◆ Source information:
=-=-=-=-=
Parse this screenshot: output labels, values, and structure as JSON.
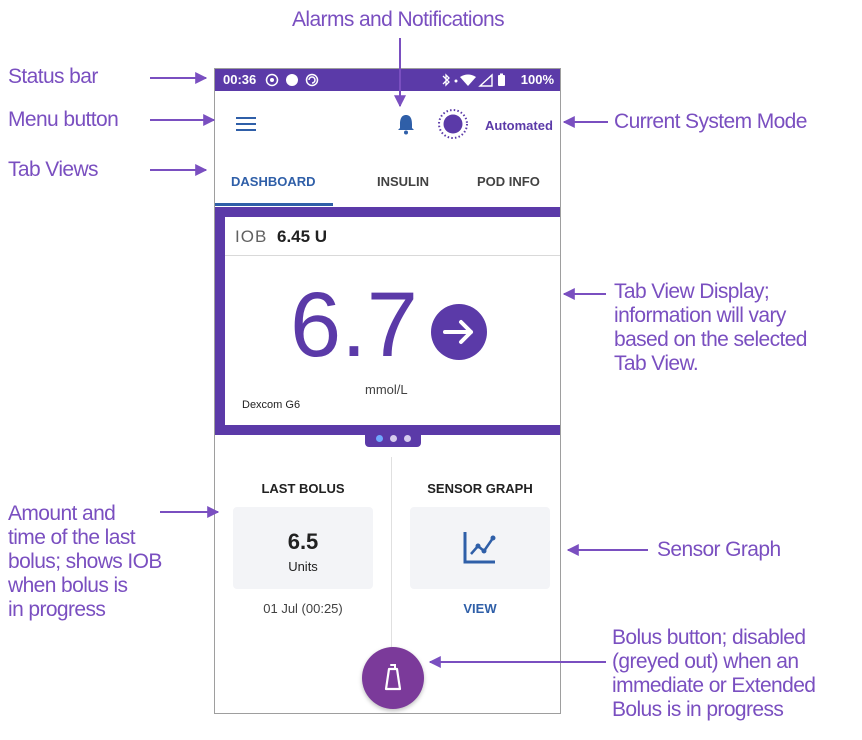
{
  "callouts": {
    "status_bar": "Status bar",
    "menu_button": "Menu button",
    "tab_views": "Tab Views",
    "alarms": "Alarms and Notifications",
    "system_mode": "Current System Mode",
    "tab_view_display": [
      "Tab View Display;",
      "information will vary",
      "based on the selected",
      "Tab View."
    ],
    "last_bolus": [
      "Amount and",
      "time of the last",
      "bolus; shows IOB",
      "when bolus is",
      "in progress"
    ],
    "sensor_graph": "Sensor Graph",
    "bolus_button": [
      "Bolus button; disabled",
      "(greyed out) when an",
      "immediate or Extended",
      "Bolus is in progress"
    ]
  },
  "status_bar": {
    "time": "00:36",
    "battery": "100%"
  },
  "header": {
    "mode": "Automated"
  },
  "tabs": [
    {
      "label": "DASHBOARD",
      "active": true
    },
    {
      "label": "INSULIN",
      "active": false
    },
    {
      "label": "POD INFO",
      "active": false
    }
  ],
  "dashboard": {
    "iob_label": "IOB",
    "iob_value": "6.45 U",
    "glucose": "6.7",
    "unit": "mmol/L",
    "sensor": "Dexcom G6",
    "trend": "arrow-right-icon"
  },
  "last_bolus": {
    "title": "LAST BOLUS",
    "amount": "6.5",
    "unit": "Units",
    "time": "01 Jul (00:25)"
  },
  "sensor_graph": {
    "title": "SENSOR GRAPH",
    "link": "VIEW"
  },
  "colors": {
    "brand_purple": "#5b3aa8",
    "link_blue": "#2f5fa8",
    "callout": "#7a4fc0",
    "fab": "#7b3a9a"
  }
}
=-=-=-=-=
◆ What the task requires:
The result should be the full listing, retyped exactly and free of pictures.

◆ Answer to this problem:
Parse this screenshot: output labels, values, and structure as JSON.
{
  "callouts": {
    "status_bar": "Status bar",
    "menu_button": "Menu button",
    "tab_views": "Tab Views",
    "alarms": "Alarms and Notifications",
    "system_mode": "Current System Mode",
    "tab_view_display": [
      "Tab View Display;",
      "information will vary",
      "based on the selected",
      "Tab View."
    ],
    "last_bolus": [
      "Amount and",
      "time of the last",
      "bolus; shows IOB",
      "when bolus is",
      "in progress"
    ],
    "sensor_graph": "Sensor Graph",
    "bolus_button": [
      "Bolus button; disabled",
      "(greyed out) when an",
      "immediate or Extended",
      "Bolus is in progress"
    ]
  },
  "status_bar": {
    "time": "00:36",
    "battery": "100%"
  },
  "header": {
    "mode": "Automated"
  },
  "tabs": [
    {
      "label": "DASHBOARD",
      "active": true
    },
    {
      "label": "INSULIN",
      "active": false
    },
    {
      "label": "POD INFO",
      "active": false
    }
  ],
  "dashboard": {
    "iob_label": "IOB",
    "iob_value": "6.45 U",
    "glucose": "6.7",
    "unit": "mmol/L",
    "sensor": "Dexcom G6",
    "trend": "arrow-right-icon"
  },
  "last_bolus": {
    "title": "LAST BOLUS",
    "amount": "6.5",
    "unit": "Units",
    "time": "01 Jul (00:25)"
  },
  "sensor_graph": {
    "title": "SENSOR GRAPH",
    "link": "VIEW"
  },
  "colors": {
    "brand_purple": "#5b3aa8",
    "link_blue": "#2f5fa8",
    "callout": "#7a4fc0",
    "fab": "#7b3a9a"
  }
}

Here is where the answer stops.